I’m with GreenBeeSW the majority of new kitchens and bathrooms put me off. Especially if they’re grey and shiny. If you’re thinking of doing anything to those rooms, go for something middle of the road rather than flashy.
We recently viewed 2 houses a few doors apart. As it turned out, we went with a 3rd option. However they were identical newish houses - one had a white shaker kitchen, neutral carpets and paint. The other had a high gloss kitchen, faux marble floor, metallic tiny tiles in the bathroom, lots of grey and mirror furniture..... the first sold straightaway, the flashy one took weeks longer to sell.
Honestly a fresh lick of neutral paint and kerb appeal (decent front garden) will get you more offers
I always think work that's been done specifically to sell a place has probably been done on the cheap.
I would say that you don’t want anything that obviously “needs fixing” eg damp patches, cracks, floor lifting, funny smells. Anything really awkward layout wise is worth changing (eg only bathroom downstairs or one bedroom accessed through another) but often these can’t be fixed or they would have been!
In terms of more major work I would say it doesn’t often repay the cost. New kitchen/bathroom there is just as much chance the viewers would have preferred to do it themselves.

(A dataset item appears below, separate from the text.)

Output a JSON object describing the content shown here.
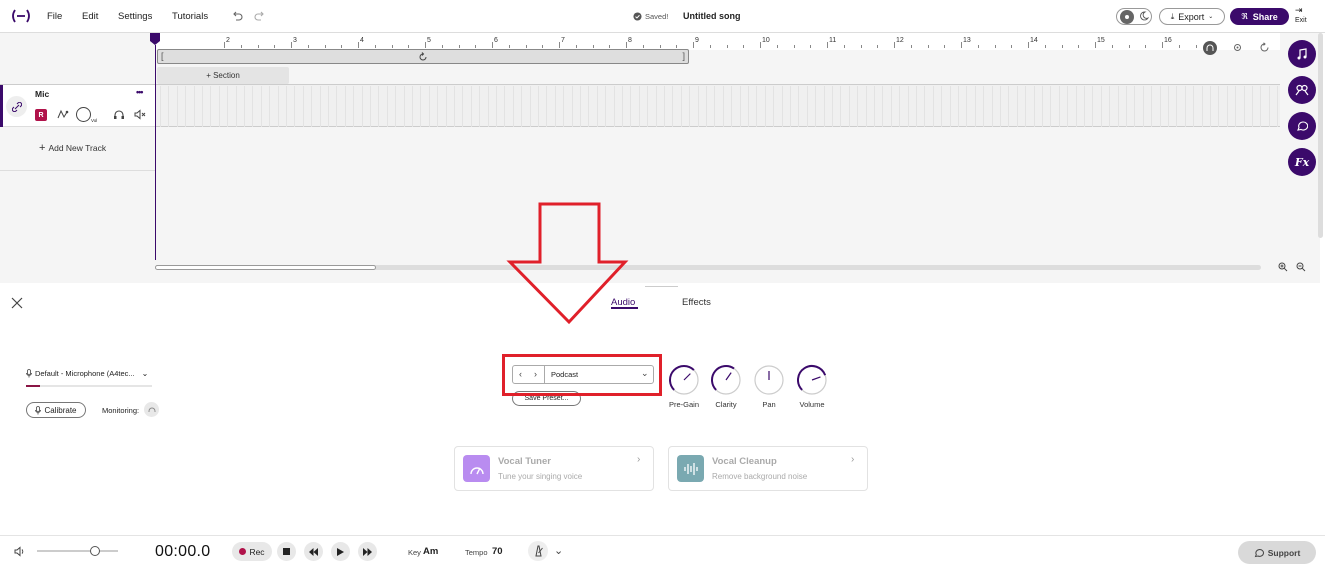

Estate agent would be the best person to tell you what adds value in your particular area for your particular house.